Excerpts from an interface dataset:
************

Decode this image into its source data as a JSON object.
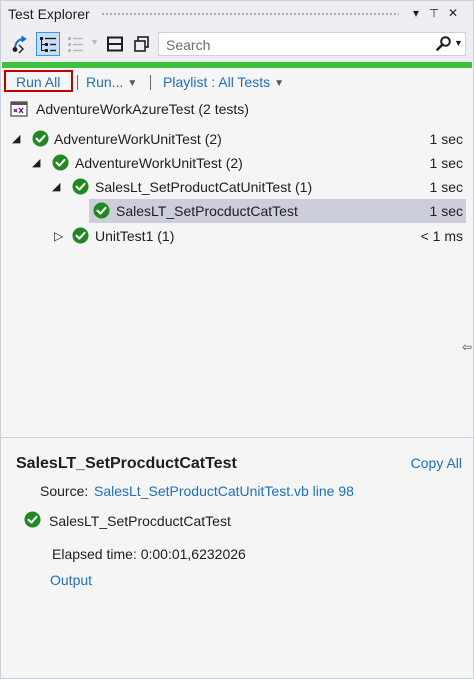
{
  "window": {
    "title": "Test Explorer",
    "dropdown_glyph": "▾",
    "pin_glyph": "⊥",
    "close_glyph": "✕"
  },
  "toolbar": {
    "icons": [
      "group-by-icon",
      "hierarchy-view-icon",
      "list-view-icon",
      "playlist-options-icon",
      "copy-icon"
    ],
    "search": {
      "placeholder": "Search",
      "value": ""
    }
  },
  "progress": {
    "percent": 100,
    "color": "#3dc23d"
  },
  "commands": {
    "run_all": "Run All",
    "run": "Run...",
    "playlist": "Playlist : All Tests"
  },
  "tree": {
    "solution": "AdventureWorkAzureTest (2 tests)",
    "nodes": [
      {
        "label": "AdventureWorkUnitTest (2)",
        "duration": "1 sec",
        "expanded": true,
        "status": "passed"
      },
      {
        "label": "AdventureWorkUnitTest (2)",
        "duration": "1 sec",
        "expanded": true,
        "status": "passed"
      },
      {
        "label": "SalesLt_SetProductCatUnitTest (1)",
        "duration": "1 sec",
        "expanded": true,
        "status": "passed"
      },
      {
        "label": "SalesLT_SetProcductCatTest",
        "duration": "1 sec",
        "selected": true,
        "status": "passed"
      },
      {
        "label": "UnitTest1 (1)",
        "duration": "< 1 ms",
        "expanded": false,
        "status": "passed"
      }
    ]
  },
  "details": {
    "title": "SalesLT_SetProcductCatTest",
    "copy_all": "Copy All",
    "source_label": "Source:",
    "source_link": "SalesLt_SetProductCatUnitTest.vb line 98",
    "test_name": "SalesLT_SetProcductCatTest",
    "elapsed": "Elapsed time: 0:00:01,6232026",
    "output": "Output"
  },
  "colors": {
    "pass": "#1f8a1f",
    "link": "#1e6fbf",
    "selection": "#cccedb",
    "highlight_box": "#c00000"
  }
}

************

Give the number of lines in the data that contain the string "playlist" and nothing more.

Result below
2